PROBLEM DESCRIPTION:
Where does the word "screenshot" show up in the data? Please find each such line and copy it.

Items from an interface collection
== == ==
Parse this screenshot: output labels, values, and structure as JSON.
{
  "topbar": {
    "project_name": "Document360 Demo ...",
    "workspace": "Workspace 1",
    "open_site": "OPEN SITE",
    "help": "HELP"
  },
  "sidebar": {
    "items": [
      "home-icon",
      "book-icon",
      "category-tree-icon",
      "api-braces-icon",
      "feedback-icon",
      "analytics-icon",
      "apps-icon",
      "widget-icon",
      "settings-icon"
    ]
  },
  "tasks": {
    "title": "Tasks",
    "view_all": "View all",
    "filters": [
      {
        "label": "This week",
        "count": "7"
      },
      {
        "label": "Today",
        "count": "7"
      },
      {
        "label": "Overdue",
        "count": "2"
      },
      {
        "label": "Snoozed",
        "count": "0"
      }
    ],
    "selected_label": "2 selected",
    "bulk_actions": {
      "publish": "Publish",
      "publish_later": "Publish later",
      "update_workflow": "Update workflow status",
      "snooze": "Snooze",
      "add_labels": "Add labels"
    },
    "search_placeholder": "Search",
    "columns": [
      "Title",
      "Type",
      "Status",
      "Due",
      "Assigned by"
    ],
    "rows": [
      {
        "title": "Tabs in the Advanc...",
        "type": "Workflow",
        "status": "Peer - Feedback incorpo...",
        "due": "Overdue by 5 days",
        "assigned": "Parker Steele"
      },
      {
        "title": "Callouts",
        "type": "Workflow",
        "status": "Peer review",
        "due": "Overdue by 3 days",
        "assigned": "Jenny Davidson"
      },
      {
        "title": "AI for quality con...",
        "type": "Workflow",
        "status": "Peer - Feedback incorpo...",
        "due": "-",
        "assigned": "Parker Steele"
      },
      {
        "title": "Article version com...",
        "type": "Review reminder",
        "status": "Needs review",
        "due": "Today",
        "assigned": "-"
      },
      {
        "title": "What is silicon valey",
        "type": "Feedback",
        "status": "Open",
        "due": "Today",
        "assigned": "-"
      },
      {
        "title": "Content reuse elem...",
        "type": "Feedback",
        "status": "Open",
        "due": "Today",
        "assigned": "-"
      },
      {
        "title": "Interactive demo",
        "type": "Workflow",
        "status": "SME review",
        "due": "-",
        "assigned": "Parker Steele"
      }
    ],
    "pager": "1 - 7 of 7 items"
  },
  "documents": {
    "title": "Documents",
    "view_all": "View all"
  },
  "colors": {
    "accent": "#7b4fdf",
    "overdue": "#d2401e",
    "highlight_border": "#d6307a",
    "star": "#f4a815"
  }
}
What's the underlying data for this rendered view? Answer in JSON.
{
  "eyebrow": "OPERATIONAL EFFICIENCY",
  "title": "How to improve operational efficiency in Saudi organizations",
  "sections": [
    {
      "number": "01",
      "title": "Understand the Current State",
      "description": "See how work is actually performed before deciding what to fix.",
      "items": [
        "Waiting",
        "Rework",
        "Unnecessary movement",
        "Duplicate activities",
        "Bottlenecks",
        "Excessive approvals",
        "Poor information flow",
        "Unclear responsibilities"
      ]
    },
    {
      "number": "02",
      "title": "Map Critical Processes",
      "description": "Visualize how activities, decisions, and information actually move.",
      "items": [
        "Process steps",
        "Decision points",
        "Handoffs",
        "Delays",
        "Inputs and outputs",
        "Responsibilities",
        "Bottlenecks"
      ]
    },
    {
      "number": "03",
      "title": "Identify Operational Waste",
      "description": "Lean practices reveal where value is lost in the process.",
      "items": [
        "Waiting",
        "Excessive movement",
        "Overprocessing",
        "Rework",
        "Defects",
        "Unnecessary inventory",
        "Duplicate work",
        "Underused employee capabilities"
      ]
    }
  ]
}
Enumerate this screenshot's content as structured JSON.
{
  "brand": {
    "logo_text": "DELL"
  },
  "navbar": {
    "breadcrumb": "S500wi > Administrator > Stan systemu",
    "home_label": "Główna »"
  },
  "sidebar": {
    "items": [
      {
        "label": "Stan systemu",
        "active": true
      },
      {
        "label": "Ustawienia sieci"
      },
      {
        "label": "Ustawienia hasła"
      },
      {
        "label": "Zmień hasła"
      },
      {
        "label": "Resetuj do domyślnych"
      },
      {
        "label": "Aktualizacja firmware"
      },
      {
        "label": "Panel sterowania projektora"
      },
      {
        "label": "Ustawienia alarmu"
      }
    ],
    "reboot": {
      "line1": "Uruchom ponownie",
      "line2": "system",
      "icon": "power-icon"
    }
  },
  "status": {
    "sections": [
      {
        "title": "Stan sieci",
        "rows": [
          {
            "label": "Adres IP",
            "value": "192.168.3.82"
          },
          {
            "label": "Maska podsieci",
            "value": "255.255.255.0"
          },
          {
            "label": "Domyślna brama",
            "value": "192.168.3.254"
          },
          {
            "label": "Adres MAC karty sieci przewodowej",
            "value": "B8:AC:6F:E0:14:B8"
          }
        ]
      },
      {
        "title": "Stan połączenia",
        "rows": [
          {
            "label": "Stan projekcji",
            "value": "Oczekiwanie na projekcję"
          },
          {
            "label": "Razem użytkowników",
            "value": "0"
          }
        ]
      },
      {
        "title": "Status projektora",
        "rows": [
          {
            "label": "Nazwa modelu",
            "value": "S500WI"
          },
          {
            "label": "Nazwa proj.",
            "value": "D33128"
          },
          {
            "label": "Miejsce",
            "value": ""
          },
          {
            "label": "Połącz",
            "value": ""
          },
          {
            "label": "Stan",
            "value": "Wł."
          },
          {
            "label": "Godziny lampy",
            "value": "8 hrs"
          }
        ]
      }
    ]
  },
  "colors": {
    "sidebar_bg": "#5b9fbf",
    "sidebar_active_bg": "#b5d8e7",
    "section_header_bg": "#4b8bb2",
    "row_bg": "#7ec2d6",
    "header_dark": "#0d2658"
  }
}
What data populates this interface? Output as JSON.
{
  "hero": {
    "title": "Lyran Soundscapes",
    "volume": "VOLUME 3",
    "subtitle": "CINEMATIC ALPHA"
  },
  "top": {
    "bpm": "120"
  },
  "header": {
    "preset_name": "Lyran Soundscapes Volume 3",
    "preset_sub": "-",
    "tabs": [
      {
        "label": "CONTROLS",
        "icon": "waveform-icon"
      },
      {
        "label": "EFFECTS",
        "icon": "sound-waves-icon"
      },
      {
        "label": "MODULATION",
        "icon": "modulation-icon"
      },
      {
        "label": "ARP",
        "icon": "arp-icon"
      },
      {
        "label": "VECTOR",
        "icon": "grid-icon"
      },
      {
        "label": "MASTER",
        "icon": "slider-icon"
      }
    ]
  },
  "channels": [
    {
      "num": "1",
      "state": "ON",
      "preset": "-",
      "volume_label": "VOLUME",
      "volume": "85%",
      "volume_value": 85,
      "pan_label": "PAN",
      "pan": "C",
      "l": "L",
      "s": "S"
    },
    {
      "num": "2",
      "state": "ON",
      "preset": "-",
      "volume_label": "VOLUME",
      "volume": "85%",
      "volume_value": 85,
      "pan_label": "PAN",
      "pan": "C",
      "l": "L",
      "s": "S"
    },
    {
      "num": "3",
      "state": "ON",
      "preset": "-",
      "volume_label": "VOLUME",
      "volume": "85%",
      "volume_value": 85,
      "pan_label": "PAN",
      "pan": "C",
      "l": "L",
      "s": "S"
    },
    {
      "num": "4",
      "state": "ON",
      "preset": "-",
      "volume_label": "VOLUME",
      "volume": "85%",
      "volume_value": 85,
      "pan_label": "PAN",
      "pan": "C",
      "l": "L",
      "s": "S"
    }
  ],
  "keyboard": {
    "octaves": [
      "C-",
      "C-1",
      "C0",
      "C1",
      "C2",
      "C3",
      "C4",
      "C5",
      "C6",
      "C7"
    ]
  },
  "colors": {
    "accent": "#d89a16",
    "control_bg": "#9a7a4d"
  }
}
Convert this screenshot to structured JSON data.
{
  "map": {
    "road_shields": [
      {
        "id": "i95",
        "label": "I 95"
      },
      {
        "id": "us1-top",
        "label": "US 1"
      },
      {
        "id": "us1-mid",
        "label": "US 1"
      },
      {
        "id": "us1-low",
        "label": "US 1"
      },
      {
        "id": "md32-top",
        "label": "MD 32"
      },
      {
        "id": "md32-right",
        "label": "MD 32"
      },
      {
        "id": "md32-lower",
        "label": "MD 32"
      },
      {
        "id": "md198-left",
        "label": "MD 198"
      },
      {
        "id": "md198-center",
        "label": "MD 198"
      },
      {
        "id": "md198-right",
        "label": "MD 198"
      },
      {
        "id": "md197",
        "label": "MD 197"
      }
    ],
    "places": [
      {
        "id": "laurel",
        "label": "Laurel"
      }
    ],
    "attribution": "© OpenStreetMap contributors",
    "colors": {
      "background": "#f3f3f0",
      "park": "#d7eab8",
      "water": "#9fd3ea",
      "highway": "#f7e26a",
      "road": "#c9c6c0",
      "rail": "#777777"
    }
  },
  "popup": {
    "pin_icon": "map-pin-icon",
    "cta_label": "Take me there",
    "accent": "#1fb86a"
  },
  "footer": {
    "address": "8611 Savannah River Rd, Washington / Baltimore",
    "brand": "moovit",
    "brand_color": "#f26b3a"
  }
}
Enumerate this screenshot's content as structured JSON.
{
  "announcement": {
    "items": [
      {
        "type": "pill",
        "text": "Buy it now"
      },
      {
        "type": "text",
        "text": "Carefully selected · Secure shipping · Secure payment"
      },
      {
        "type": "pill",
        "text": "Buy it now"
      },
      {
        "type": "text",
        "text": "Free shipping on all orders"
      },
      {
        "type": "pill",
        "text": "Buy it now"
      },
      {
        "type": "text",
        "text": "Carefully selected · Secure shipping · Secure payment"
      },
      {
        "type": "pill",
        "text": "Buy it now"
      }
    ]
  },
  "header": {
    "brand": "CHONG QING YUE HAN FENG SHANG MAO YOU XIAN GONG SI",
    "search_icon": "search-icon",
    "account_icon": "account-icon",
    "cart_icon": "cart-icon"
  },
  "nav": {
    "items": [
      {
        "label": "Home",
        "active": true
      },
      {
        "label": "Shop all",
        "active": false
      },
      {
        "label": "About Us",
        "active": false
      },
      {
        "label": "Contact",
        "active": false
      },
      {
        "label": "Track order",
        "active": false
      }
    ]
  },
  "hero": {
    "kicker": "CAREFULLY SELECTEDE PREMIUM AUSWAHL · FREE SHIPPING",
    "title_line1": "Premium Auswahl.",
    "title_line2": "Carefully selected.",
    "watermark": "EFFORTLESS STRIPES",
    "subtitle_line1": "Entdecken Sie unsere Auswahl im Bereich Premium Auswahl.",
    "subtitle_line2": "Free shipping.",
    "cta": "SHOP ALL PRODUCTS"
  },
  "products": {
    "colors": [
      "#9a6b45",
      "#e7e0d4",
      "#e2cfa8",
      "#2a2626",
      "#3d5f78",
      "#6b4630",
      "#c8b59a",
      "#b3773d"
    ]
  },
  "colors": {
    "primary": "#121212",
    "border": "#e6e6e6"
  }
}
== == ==
OUTPUT:
Parse this screenshot: output labels, values, and structure as JSON.
Enumerate this screenshot's content as structured JSON.
Convert this screenshot to structured JSON data.
Enumerate this screenshot's content as structured JSON.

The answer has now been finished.